Alia, while I do agree that Sansa is set up from the very beginningas being more southron than the other children, less Stark-like as you aptly pointed out, I fail to see what difference would have been made by her telling the truth. She would still be the one who suffered as a consequence. Her parents have promised her to the Lannisters, and speaking from the point of view of someone who grew up in a society where marriages are still arranged, her 'required' loyalty is to her in-laws. She has been brought up the 'southron' way and after the initial sense of shock at her 'betrayal', I don't see how the ultimate disaster that befell the Starks could have been averted.
This brings us back full-circle to the mystical forces connected to the Old Gods that seem to have a hand in the events in Westeros. The direwolf and the stag that killed each other is an omen of that disaster and one could argue that even if Ned had refused to become Hand and leave the North, he could still have put the paths of the Starks on the road to disaster by his seemingly traitorous refusal.
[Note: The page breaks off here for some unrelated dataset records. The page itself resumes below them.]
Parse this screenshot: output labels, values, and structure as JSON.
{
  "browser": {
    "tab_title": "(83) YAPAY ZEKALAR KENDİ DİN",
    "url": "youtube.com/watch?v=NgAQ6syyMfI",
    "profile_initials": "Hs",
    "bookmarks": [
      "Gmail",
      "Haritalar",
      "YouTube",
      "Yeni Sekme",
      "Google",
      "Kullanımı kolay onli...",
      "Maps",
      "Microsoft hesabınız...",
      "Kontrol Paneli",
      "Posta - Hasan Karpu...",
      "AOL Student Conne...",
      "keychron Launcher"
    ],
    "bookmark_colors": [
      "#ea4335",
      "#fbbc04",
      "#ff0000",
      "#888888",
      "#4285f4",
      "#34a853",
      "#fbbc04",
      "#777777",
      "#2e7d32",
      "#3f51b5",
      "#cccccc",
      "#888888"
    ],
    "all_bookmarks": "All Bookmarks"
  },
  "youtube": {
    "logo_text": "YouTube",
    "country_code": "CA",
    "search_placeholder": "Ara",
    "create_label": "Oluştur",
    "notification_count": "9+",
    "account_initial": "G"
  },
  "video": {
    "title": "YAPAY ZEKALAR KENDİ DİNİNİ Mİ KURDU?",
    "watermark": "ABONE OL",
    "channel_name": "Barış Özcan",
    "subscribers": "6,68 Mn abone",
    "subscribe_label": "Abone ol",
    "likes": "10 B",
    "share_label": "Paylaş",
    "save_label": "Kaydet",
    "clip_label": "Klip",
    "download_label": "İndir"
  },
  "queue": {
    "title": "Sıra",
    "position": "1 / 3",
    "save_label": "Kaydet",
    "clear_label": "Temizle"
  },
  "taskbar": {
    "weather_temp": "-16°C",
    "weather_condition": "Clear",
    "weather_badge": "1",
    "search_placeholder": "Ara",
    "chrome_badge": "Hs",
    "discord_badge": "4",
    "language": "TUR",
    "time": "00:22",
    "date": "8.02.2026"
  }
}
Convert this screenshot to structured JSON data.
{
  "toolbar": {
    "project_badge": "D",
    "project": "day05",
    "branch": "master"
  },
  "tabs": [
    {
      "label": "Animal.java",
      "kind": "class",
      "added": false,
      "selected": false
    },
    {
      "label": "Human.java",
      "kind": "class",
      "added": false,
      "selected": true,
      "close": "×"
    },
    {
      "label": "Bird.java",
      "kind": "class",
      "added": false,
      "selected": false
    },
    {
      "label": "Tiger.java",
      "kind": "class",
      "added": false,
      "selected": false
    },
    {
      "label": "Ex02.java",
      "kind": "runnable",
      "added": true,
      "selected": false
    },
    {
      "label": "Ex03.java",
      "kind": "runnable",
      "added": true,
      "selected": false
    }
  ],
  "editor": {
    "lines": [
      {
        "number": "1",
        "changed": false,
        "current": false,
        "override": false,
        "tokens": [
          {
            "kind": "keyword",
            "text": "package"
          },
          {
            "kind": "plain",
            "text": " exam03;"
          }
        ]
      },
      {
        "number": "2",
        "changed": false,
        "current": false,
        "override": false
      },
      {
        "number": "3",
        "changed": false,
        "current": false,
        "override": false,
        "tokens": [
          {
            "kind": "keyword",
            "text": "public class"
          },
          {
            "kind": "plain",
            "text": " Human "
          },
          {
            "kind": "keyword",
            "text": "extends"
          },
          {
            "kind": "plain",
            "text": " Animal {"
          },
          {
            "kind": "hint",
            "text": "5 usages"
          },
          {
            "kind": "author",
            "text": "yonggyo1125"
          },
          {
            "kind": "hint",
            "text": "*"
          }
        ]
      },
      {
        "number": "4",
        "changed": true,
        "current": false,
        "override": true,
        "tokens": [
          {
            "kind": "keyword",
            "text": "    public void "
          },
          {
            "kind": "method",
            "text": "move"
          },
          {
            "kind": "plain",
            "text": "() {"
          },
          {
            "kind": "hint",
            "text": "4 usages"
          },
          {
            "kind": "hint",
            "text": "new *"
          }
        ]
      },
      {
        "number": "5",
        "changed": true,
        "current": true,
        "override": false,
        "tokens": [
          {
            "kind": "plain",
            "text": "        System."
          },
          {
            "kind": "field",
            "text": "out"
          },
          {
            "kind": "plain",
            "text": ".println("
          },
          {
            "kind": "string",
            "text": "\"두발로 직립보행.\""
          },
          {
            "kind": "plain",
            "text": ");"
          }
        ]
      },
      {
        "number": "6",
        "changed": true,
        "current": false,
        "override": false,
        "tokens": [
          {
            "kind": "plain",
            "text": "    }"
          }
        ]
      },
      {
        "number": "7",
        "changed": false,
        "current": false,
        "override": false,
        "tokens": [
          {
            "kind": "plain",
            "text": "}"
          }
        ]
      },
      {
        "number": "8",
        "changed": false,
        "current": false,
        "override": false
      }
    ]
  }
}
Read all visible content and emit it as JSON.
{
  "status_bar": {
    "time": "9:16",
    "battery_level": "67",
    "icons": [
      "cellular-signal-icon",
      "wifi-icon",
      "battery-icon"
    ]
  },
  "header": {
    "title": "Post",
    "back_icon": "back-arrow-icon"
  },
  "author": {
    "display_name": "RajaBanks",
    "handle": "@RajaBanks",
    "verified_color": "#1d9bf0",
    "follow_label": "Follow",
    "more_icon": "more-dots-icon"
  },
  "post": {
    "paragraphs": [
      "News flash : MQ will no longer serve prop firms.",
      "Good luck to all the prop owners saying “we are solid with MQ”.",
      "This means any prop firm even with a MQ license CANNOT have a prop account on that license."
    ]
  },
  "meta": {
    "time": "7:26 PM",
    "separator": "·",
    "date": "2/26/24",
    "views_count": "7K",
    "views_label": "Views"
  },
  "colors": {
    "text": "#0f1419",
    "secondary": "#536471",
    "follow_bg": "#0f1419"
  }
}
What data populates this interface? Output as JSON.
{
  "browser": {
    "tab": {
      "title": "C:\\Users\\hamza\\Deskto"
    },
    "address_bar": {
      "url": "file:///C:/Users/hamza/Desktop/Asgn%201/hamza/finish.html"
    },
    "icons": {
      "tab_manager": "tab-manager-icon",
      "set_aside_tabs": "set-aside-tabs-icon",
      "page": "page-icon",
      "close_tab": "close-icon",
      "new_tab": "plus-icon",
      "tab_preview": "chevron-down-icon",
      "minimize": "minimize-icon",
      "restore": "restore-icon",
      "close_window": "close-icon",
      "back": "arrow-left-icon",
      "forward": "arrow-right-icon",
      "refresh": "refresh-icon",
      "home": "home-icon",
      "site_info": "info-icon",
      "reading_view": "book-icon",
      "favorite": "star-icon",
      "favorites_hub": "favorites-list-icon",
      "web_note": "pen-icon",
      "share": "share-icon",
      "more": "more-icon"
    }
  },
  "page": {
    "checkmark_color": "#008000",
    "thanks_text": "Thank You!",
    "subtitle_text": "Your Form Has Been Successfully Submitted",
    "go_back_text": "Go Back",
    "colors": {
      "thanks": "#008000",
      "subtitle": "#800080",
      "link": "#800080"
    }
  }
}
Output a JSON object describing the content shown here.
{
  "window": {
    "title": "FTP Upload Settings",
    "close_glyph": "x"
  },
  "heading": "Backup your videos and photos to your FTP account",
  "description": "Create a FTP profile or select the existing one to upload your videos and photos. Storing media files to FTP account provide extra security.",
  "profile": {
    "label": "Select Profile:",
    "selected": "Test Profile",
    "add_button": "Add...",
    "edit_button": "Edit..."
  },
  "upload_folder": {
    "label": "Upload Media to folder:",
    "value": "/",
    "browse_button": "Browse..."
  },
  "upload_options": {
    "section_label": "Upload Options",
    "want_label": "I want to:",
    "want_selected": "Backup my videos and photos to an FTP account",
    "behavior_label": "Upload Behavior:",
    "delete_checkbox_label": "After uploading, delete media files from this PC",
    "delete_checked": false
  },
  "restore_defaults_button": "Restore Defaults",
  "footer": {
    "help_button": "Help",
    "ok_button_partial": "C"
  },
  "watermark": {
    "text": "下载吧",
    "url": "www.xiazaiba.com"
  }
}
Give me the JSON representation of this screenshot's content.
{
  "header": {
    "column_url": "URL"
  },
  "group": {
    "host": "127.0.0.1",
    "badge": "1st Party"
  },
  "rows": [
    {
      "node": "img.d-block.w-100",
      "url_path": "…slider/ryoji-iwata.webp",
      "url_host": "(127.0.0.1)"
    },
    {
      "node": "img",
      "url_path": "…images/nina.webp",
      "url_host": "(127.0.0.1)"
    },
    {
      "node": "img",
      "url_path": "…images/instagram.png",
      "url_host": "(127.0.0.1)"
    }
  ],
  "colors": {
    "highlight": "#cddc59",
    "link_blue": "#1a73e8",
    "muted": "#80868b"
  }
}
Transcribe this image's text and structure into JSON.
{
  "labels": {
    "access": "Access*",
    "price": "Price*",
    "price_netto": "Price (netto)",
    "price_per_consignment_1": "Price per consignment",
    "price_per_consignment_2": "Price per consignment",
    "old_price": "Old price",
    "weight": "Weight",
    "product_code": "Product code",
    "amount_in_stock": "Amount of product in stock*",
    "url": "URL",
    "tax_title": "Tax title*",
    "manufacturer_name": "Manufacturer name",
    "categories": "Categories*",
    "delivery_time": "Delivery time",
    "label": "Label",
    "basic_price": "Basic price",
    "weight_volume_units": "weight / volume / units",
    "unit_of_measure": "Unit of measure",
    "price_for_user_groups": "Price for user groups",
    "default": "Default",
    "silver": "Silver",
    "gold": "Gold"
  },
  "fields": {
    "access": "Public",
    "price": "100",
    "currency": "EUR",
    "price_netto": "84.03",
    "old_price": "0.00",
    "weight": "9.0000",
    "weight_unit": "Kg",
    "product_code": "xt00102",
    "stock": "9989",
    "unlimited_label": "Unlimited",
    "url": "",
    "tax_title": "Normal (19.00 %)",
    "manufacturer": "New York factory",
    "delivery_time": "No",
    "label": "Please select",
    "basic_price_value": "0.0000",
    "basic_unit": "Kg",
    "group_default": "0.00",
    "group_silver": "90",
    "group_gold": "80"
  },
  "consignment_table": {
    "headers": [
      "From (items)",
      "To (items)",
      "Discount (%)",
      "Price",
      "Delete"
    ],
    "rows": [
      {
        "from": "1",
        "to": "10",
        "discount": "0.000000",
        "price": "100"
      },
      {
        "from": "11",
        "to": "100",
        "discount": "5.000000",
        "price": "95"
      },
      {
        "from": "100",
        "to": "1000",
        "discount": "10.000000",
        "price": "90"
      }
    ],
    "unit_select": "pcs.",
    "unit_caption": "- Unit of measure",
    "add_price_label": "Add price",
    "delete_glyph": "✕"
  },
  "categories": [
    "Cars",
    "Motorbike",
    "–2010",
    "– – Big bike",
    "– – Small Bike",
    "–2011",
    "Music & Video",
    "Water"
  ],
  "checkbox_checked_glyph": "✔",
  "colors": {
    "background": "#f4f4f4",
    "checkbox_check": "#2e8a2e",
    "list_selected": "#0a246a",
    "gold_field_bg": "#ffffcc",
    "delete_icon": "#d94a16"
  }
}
For I fully believe that the 'Mockingbird' would have manipulated events towards a confrontation which was partly the purpose of blaming the Lannisters of the murder of Jon Arryn.
No, that is very true, but I suppose that is the irony in the dual nature of Stark/wolfs blood/all-for-the-pack idenity; duty to be sure, (see Ned also), but stepping out of that box and putting it all on the line, think Brandon Sr. riding off ot KL, Lyanna beating off four attackers to defend a boy, and then later by association Arya defending Micah and even Jon speaking up when he shouldn't, (or some say he shouldn't).
There is inherent risk in speaking up and shaking up the status quo.
Some might say it's noble, and some may think it makes things worse.
Maybe both are true as we bear in mind what Hoster Tully said of Brandon- a gallant fool.
Ned however, is the dutiful son, even though as he says himself everything was meant for Brandon, and Cersei states it was Brandon who was born to lead while Ned was just a soldier.
Sansa is often the dutiful daughter doing what is expected of her, while Arya does what she wants, but as I noted in the "The Making of GOT," the woman who did the costumes deliberately made Sansa reflect something other than her idenity because thats how they interpreted it as well, and I think because she initially didn't appreciate her idenity, her gift of the gods was taken, and the connection lost. .
But, thats only what we know currently about Sansas arc as I think her journey to getting that idenity back, (which is a part of that arc), will prove that she may be just as ruthless as Arya in getting her home back and justice for her family, even if her methods are different.
Edited by Alia of the knife, 06 January 2013 - 05:29 PM.